What you have to do ▸
Repeat the listing below in full, keeping every character as it is.

Records for processing ▸
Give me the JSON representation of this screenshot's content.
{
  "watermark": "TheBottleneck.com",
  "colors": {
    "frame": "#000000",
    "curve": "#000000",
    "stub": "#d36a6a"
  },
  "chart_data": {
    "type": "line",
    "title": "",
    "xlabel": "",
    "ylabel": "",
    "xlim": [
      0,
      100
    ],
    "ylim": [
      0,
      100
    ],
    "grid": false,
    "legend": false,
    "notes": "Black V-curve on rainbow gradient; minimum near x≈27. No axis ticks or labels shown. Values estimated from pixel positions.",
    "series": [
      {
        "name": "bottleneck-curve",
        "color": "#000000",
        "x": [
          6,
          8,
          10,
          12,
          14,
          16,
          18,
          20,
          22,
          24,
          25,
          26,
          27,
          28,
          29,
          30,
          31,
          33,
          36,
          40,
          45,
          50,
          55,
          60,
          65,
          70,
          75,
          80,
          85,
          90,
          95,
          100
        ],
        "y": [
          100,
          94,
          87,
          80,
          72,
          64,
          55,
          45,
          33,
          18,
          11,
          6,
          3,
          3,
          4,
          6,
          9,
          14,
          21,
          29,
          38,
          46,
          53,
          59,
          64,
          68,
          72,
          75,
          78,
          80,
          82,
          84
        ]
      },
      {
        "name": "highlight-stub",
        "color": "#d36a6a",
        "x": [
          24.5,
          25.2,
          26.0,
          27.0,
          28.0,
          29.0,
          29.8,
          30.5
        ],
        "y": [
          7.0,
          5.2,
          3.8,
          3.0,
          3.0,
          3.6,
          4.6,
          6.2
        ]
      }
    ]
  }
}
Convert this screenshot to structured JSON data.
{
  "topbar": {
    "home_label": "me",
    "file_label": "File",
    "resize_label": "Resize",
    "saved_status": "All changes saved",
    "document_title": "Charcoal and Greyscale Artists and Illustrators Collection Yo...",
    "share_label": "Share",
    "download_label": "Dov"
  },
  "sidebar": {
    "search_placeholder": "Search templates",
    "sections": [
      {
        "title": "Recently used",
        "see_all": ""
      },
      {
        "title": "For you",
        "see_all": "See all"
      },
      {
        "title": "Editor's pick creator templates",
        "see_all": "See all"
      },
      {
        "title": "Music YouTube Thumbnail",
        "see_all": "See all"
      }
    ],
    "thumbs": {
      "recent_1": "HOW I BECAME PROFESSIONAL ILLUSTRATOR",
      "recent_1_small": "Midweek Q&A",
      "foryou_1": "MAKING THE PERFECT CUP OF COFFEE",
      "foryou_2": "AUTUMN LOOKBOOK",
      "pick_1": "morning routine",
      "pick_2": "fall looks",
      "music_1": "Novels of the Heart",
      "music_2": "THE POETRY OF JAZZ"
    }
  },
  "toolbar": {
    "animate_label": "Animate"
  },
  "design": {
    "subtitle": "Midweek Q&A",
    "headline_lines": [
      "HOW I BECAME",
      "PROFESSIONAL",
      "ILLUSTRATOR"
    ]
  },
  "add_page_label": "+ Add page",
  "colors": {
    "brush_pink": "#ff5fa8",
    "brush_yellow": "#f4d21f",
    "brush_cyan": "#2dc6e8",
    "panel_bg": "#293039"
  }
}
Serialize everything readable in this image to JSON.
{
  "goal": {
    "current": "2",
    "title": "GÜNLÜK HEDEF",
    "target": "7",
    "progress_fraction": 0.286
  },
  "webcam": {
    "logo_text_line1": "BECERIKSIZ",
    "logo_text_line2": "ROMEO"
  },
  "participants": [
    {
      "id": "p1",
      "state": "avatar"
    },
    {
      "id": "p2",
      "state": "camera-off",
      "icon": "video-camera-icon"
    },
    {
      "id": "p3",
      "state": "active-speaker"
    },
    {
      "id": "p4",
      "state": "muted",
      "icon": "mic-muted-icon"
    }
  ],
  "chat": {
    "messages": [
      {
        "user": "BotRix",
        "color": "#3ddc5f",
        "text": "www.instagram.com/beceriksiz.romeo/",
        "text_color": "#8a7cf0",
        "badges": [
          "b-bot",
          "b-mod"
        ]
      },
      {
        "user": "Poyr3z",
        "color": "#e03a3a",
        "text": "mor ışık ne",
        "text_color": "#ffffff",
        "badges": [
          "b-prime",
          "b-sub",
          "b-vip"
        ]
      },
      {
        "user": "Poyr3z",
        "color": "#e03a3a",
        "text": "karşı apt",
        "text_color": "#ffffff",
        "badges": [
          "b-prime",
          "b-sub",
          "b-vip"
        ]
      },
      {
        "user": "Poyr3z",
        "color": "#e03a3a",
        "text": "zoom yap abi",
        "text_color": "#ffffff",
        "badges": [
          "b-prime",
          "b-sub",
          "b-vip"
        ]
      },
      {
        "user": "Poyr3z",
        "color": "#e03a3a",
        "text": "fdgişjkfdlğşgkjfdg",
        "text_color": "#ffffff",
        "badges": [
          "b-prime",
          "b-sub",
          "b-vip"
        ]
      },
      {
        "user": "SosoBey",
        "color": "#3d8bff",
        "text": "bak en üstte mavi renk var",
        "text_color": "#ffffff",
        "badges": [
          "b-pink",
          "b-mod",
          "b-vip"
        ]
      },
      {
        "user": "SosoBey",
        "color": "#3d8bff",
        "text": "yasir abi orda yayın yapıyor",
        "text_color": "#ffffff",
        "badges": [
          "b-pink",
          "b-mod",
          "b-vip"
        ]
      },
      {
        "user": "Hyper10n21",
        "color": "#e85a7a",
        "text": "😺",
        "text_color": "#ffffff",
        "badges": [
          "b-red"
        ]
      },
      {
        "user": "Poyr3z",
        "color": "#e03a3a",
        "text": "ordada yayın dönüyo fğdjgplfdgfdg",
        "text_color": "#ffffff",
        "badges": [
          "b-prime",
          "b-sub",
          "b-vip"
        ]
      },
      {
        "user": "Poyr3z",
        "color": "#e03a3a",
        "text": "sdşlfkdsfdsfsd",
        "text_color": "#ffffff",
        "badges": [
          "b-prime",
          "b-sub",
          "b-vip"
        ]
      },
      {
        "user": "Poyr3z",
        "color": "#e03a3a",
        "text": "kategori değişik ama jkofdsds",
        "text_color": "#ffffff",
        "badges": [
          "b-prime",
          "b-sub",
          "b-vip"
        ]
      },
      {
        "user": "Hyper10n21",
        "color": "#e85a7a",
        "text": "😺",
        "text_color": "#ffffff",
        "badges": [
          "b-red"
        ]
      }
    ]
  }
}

The answer ▸
Give me the JSON representation of this screenshot's content.
{
  "watermark": "TheBottleneck.com",
  "colors": {
    "frame": "#000000",
    "curve": "#000000",
    "stub": "#d36a6a"
  },
  "chart_data": {
    "type": "line",
    "title": "",
    "xlabel": "",
    "ylabel": "",
    "xlim": [
      0,
      100
    ],
    "ylim": [
      0,
      100
    ],
    "grid": false,
    "legend": false,
    "notes": "Black V-curve on rainbow gradient; minimum near x≈27. No axis ticks or labels shown. Values estimated from pixel positions.",
    "series": [
      {
        "name": "bottleneck-curve",
        "color": "#000000",
        "x": [
          6,
          8,
          10,
          12,
          14,
          16,
          18,
          20,
          22,
          24,
          25,
          26,
          27,
          28,
          29,
          30,
          31,
          33,
          36,
          40,
          45,
          50,
          55,
          60,
          65,
          70,
          75,
          80,
          85,
          90,
          95,
          100
        ],
        "y": [
          100,
          94,
          87,
          80,
          72,
          64,
          55,
          45,
          33,
          18,
          11,
          6,
          3,
          3,
          4,
          6,
          9,
          14,
          21,
          29,
          38,
          46,
          53,
          59,
          64,
          68,
          72,
          75,
          78,
          80,
          82,
          84
        ]
      },
      {
        "name": "highlight-stub",
        "color": "#d36a6a",
        "x": [
          24.5,
          25.2,
          26.0,
          27.0,
          28.0,
          29.0,
          29.8,
          30.5
        ],
        "y": [
          7.0,
          5.2,
          3.8,
          3.0,
          3.0,
          3.6,
          4.6,
          6.2
        ]
      }
    ]
  }
}
Convert this screenshot to structured JSON data.
{
  "topbar": {
    "home_label": "me",
    "file_label": "File",
    "resize_label": "Resize",
    "saved_status": "All changes saved",
    "document_title": "Charcoal and Greyscale Artists and Illustrators Collection Yo...",
    "share_label": "Share",
    "download_label": "Dov"
  },
  "sidebar": {
    "search_placeholder": "Search templates",
    "sections": [
      {
        "title": "Recently used",
        "see_all": ""
      },
      {
        "title": "For you",
        "see_all": "See all"
      },
      {
        "title": "Editor's pick creator templates",
        "see_all": "See all"
      },
      {
        "title": "Music YouTube Thumbnail",
        "see_all": "See all"
      }
    ],
    "thumbs": {
      "recent_1": "HOW I BECAME PROFESSIONAL ILLUSTRATOR",
      "recent_1_small": "Midweek Q&A",
      "foryou_1": "MAKING THE PERFECT CUP OF COFFEE",
      "foryou_2": "AUTUMN LOOKBOOK",
      "pick_1": "morning routine",
      "pick_2": "fall looks",
      "music_1": "Novels of the Heart",
      "music_2": "THE POETRY OF JAZZ"
    }
  },
  "toolbar": {
    "animate_label": "Animate"
  },
  "design": {
    "subtitle": "Midweek Q&A",
    "headline_lines": [
      "HOW I BECAME",
      "PROFESSIONAL",
      "ILLUSTRATOR"
    ]
  },
  "add_page_label": "+ Add page",
  "colors": {
    "brush_pink": "#ff5fa8",
    "brush_yellow": "#f4d21f",
    "brush_cyan": "#2dc6e8",
    "panel_bg": "#293039"
  }
}
Serialize everything readable in this image to JSON.
{
  "goal": {
    "current": "2",
    "title": "GÜNLÜK HEDEF",
    "target": "7",
    "progress_fraction": 0.286
  },
  "webcam": {
    "logo_text_line1": "BECERIKSIZ",
    "logo_text_line2": "ROMEO"
  },
  "participants": [
    {
      "id": "p1",
      "state": "avatar"
    },
    {
      "id": "p2",
      "state": "camera-off",
      "icon": "video-camera-icon"
    },
    {
      "id": "p3",
      "state": "active-speaker"
    },
    {
      "id": "p4",
      "state": "muted",
      "icon": "mic-muted-icon"
    }
  ],
  "chat": {
    "messages": [
      {
        "user": "BotRix",
        "color": "#3ddc5f",
        "text": "www.instagram.com/beceriksiz.romeo/",
        "text_color": "#8a7cf0",
        "badges": [
          "b-bot",
          "b-mod"
        ]
      },
      {
        "user": "Poyr3z",
        "color": "#e03a3a",
        "text": "mor ışık ne",
        "text_color": "#ffffff",
        "badges": [
          "b-prime",
          "b-sub",
          "b-vip"
        ]
      },
      {
        "user": "Poyr3z",
        "color": "#e03a3a",
        "text": "karşı apt",
        "text_color": "#ffffff",
        "badges": [
          "b-prime",
          "b-sub",
          "b-vip"
        ]
      },
      {
        "user": "Poyr3z",
        "color": "#e03a3a",
        "text": "zoom yap abi",
        "text_color": "#ffffff",
        "badges": [
          "b-prime",
          "b-sub",
          "b-vip"
        ]
      },
      {
        "user": "Poyr3z",
        "color": "#e03a3a",
        "text": "fdgişjkfdlğşgkjfdg",
        "text_color": "#ffffff",
        "badges": [
          "b-prime",
          "b-sub",
          "b-vip"
        ]
      },
      {
        "user": "SosoBey",
        "color": "#3d8bff",
        "text": "bak en üstte mavi renk var",
        "text_color": "#ffffff",
        "badges": [
          "b-pink",
          "b-mod",
          "b-vip"
        ]
      },
      {
        "user": "SosoBey",
        "color": "#3d8bff",
        "text": "yasir abi orda yayın yapıyor",
        "text_color": "#ffffff",
        "badges": [
          "b-pink",
          "b-mod",
          "b-vip"
        ]
      },
      {
        "user": "Hyper10n21",
        "color": "#e85a7a",
        "text": "😺",
        "text_color": "#ffffff",
        "badges": [
          "b-red"
        ]
      },
      {
        "user": "Poyr3z",
        "color": "#e03a3a",
        "text": "ordada yayın dönüyo fğdjgplfdgfdg",
        "text_color": "#ffffff",
        "badges": [
          "b-prime",
          "b-sub",
          "b-vip"
        ]
      },
      {
        "user": "Poyr3z",
        "color": "#e03a3a",
        "text": "sdşlfkdsfdsfsd",
        "text_color": "#ffffff",
        "badges": [
          "b-prime",
          "b-sub",
          "b-vip"
        ]
      },
      {
        "user": "Poyr3z",
        "color": "#e03a3a",
        "text": "kategori değişik ama jkofdsds",
        "text_color": "#ffffff",
        "badges": [
          "b-prime",
          "b-sub",
          "b-vip"
        ]
      },
      {
        "user": "Hyper10n21",
        "color": "#e85a7a",
        "text": "😺",
        "text_color": "#ffffff",
        "badges": [
          "b-red"
        ]
      }
    ]
  }
}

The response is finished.